Not only obesity, but particularly central obesity which means extra weight around the waist (more than 40 inches for men and more than 35 inches for women) as compared to the hips, increases your risk for heart disease.
This fat in your abdomen increases the production of LDL or bad cholesterol in your body that gets deposited in the inside of your blood vessels. Being overweight itself puts strain on your heart and blood vessels raising your blood pressure levels.
If you do not follow a physically active routine and lead a sedentary lifestyle, you have twice the risk of heart disease as compared to any person who maintains an active lifestyle.
Physical inactivity is usually coupled with poor dietary habits (food rich in fat and sugar) leading to obesity that is one of the common risk factors for heart disease.
There is narrowing of the blood vessels, thickening and hardening of the vessel wall by deposition of fat. All these factors coupled together increases blood pressure levels and the strain on the heart.
You are at an increased risk of heart disease if you suffer from diabetes mellitus that is a medical term for increased levels of blood sugar. The presence of high levels of blood sugar in your blood for a long duration leads to deposition of fatty material on the inside of the blood vessel walls. These deposits affect the blood vessels and increase the risk of clots and hardening of the blood vessels affecting the blood supply to the heart resulting in heart attacks.
You also are at risk of heart disease if you suffer from poor oral health. While it may not be the direct cause of heart disease it could affect the heart in combination with other risk factors.
When bacteria from your teeth and gums travel through your bloodstream they can attach to fatty deposits in your blood vessels. They can swell up and also burst leading to formation of blood clots and cause heart attacks. Swelling of the gums can lead to swelling even in the blood vessels contributing to heart disease.
Below listed are a few heart attack symptoms. They are:
If the person is suffering from the following symptoms or signs of heart disease then the doctor would perform the following diagnostic tests to confirm the disease or heart problem. A few common diagnostic tests are listed below;
Treatment for coronary artery disease is the same for both men and women. Below are a few points mentioned in order to prevent heart disease. They are:
Heart disease remains one of the main causes of death in men and women across the globe.
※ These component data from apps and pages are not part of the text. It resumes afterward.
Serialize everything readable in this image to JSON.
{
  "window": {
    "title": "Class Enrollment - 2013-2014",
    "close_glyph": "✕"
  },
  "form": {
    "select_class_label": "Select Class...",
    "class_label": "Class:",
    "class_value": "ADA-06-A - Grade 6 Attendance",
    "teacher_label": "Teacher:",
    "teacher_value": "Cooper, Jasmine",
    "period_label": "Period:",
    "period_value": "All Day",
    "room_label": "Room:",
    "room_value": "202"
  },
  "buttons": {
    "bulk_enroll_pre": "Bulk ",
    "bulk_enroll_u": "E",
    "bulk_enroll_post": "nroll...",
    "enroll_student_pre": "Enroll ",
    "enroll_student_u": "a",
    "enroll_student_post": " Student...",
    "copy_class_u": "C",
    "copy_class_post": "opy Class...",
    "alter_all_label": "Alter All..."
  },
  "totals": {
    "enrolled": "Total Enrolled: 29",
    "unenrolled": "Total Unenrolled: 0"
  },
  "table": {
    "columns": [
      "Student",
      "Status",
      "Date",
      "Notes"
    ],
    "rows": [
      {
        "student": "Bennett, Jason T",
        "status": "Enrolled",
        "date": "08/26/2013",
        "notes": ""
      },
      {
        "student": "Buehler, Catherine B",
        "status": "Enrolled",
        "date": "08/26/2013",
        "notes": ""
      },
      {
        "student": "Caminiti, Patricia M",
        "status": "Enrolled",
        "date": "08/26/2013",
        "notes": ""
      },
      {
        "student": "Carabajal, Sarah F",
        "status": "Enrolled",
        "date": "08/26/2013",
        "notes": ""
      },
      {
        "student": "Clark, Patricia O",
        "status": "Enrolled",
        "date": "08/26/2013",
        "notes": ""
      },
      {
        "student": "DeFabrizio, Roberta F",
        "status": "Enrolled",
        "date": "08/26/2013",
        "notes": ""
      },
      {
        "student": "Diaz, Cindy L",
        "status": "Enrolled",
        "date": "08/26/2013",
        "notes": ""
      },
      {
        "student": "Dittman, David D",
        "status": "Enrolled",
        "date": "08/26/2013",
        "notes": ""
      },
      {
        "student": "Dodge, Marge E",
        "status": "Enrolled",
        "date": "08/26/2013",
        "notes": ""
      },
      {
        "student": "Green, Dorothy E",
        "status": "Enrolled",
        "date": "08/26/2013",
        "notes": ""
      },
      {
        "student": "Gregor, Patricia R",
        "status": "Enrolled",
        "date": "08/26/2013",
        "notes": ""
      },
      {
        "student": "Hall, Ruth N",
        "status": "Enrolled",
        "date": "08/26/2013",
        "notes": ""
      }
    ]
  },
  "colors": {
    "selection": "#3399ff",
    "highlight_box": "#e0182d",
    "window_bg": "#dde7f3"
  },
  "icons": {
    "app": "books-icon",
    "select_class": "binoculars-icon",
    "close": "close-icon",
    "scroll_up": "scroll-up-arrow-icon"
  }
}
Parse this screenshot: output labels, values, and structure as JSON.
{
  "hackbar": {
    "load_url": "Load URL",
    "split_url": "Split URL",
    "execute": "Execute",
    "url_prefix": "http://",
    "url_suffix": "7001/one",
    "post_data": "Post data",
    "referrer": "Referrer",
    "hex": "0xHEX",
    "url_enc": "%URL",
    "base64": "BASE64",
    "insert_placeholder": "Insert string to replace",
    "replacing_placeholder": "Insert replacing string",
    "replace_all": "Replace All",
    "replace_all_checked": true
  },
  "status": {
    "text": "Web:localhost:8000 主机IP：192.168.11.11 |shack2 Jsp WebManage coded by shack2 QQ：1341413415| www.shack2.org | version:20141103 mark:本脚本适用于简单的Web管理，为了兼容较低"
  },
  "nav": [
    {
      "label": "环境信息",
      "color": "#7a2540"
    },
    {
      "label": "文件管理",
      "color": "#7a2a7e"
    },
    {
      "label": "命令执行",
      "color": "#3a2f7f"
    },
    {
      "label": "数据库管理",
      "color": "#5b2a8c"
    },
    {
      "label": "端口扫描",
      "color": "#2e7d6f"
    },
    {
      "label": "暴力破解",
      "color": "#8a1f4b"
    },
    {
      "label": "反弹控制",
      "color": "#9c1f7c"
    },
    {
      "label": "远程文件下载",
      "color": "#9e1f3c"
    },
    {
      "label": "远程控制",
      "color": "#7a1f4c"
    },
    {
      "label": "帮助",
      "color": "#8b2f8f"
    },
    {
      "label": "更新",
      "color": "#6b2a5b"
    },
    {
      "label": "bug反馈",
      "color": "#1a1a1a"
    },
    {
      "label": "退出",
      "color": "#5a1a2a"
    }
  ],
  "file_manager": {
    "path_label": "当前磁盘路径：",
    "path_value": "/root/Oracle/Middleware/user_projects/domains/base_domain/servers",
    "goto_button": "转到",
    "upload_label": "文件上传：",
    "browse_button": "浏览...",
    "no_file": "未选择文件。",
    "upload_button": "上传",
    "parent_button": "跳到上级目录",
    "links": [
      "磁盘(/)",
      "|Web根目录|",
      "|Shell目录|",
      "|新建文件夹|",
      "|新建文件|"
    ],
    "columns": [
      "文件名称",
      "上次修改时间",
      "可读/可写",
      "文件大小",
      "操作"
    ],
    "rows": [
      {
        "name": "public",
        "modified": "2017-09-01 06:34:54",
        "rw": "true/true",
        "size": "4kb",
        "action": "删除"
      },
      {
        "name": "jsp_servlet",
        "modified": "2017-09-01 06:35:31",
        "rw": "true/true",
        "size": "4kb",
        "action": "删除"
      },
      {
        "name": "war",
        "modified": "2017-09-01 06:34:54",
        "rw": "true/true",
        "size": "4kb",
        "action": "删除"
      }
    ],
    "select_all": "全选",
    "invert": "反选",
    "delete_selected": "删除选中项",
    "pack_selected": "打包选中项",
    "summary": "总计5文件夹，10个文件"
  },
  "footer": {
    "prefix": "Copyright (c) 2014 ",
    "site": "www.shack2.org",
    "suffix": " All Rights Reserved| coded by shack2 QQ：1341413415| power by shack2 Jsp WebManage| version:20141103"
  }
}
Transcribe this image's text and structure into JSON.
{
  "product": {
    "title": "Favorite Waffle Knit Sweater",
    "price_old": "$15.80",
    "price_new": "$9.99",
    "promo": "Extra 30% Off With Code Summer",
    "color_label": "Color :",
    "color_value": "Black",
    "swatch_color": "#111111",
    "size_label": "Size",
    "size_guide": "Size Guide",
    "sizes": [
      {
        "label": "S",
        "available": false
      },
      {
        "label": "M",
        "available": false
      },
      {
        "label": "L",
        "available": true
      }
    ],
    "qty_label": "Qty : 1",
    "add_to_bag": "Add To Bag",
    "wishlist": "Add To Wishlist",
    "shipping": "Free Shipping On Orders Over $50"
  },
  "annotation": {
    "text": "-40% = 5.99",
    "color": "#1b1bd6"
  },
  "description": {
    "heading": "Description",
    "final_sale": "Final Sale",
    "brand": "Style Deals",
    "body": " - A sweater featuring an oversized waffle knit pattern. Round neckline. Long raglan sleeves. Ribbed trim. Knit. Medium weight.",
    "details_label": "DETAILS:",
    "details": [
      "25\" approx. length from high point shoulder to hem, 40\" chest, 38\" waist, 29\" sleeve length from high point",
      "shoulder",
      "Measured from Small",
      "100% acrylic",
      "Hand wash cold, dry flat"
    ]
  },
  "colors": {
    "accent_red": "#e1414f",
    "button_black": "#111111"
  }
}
While some of the risk factors are not within our control, majority of them are preventable.
Advancing age and a family history of heart disease increases your risk of heart disease.
Lifestyle factors contributing to heart disease are obesity, physical inactivity, poor dietary habits, smoking and alcohol abuse.
The other risk factors that increase your risk of heart disease include persistent raised levels of blood pressure, blood sugar, and bad cholesterol levels.